'Encyclopedia of Stars' aimed at anyone who enjoys astronomy

Dec 11, 2006

An astronomy expert looking for in-depth research about stars can consult the same new reference book that an undergraduate freshman with a limited knowledge of astronomy might use.

"The Cambridge Encyclopedia of Stars," by James B. Kaler, a professor emeritus of astronomy at the University of Illinois at Urbana-Champaign, covers topics from ancient to modern times.

According to Kaler, this 324-page, hardcover book – his 14th – is for anyone who enjoys astronomy. Undergraduates, graduates and professionals all can benefit from using it, he said.

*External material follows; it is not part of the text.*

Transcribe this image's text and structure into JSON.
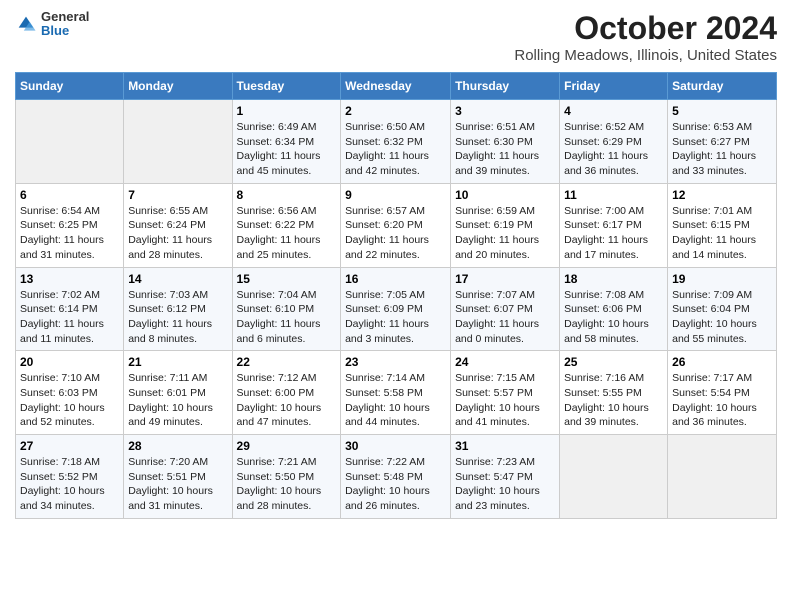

Although not written in an encyclopedia-style, alphabetical format, the book does contain a myriad of information about stars that Kaler has been gathering throughout his entire career, and particularly during the past four years of researching for the book.

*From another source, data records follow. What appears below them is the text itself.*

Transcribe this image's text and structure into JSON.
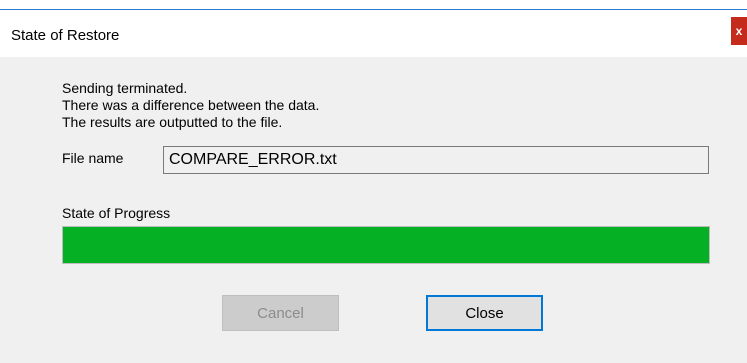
{
  "window": {
    "title": "State of Restore",
    "close_glyph": "x"
  },
  "message": {
    "line1": "Sending terminated.",
    "line2": "There was a difference between the data.",
    "line3": "The results are outputted to the file."
  },
  "file": {
    "label": "File name",
    "value": "COMPARE_ERROR.txt"
  },
  "progress": {
    "label": "State of Progress",
    "percent": 100,
    "fill_color": "#06b025"
  },
  "buttons": {
    "cancel_label": "Cancel",
    "cancel_enabled": false,
    "close_label": "Close"
  },
  "colors": {
    "accent": "#0078d7",
    "close_button": "#c42b1c"
  }
}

Cambridge University Press already had published other high-end encyclopedias on astronomy, including an encyclopedia of the sun and one about meteorites. Kaler met with a Cambridge editor and volunteered to take on the task of writing an encyclopedia about stars.

The new book contains detailed discussions on topics such as stars, constellations, magnitudes, locations, motion, double stars, star clusters and stellar evolution.

The book contains more than 230 images, including color photographs, graphs, tables and sidebars. The photographs were gathered from observatories and private photographers around the world.

In addition to using research tools and the Web, Kaler also discussed the topics with his colleagues – from the U. of I. and elsewhere – in the process of compiling information.

Each of the 14 chapters covers a different topic and stands alone. The book contains forward and backward referencing to connect information from different chapters. Kaler considers each chapter as important and interesting as the next.

"The one I was doing at the moment was always my favorite," Kaler said.

The book, completed this year, is now in bookstores and also may be found in libraries.

"It struck me that putting everything together would make a great resource," Kaler said.

Source: University of Illinois at Urbana-Champaign

Explore further: Hubble view: Wolf-Rayet stars, intense and short-lived

Related Stories

Barnes & Noble names Sears Canada CEO for retail business

27 minutes ago

Barnes & Noble, which is splitting into two companies next month, named Sears Canada CEO Ronald Boire to lead its retail operations and said company CEO Michael Huseby will become executive chairman its educational wing.

International consortium to study plant fertility evolution

29 minutes ago

Mark Johnson, associate professor of biology, has joined a consortium of seven other researchers in four European countries to develop the fullest understanding yet of how fertilization evolved in flowering plants. The research, ...

Recommended for you

Hubble view: Wolf-Rayet stars, intense and short-lived

Jul 03, 2015

This NASA/European Space Agency (ESA) Hubble Space Telescope picture shows a galaxy named SBS 1415+437 (also called SDSS CGB 12067.1), located about 45 million light-years from Earth. SBS 1415+437 is a Wolf-Rayet ...

NASA image: Stellar sparklers that last

Jul 03, 2015

While fireworks only last a short time here on Earth, a bundle of cosmic sparklers in a nearby cluster of stars will be going off for a very long time. NGC 1333 is a star cluster populated with many young ...

Light echo helps researchers map out parts of galaxy

Jul 03, 2015

Thousands of years before humans invented agriculture, a bright burst of X-rays left the dense neutron star Circinus X-1, located in the faint Southern constellation Circinus. A year and a half ago, those ...

User comments : 0

Please sign in to add a comment. Registration is free, and takes less than a minute. Read more

Click here to reset your password.
Sign in to get notified via email when new comments are made.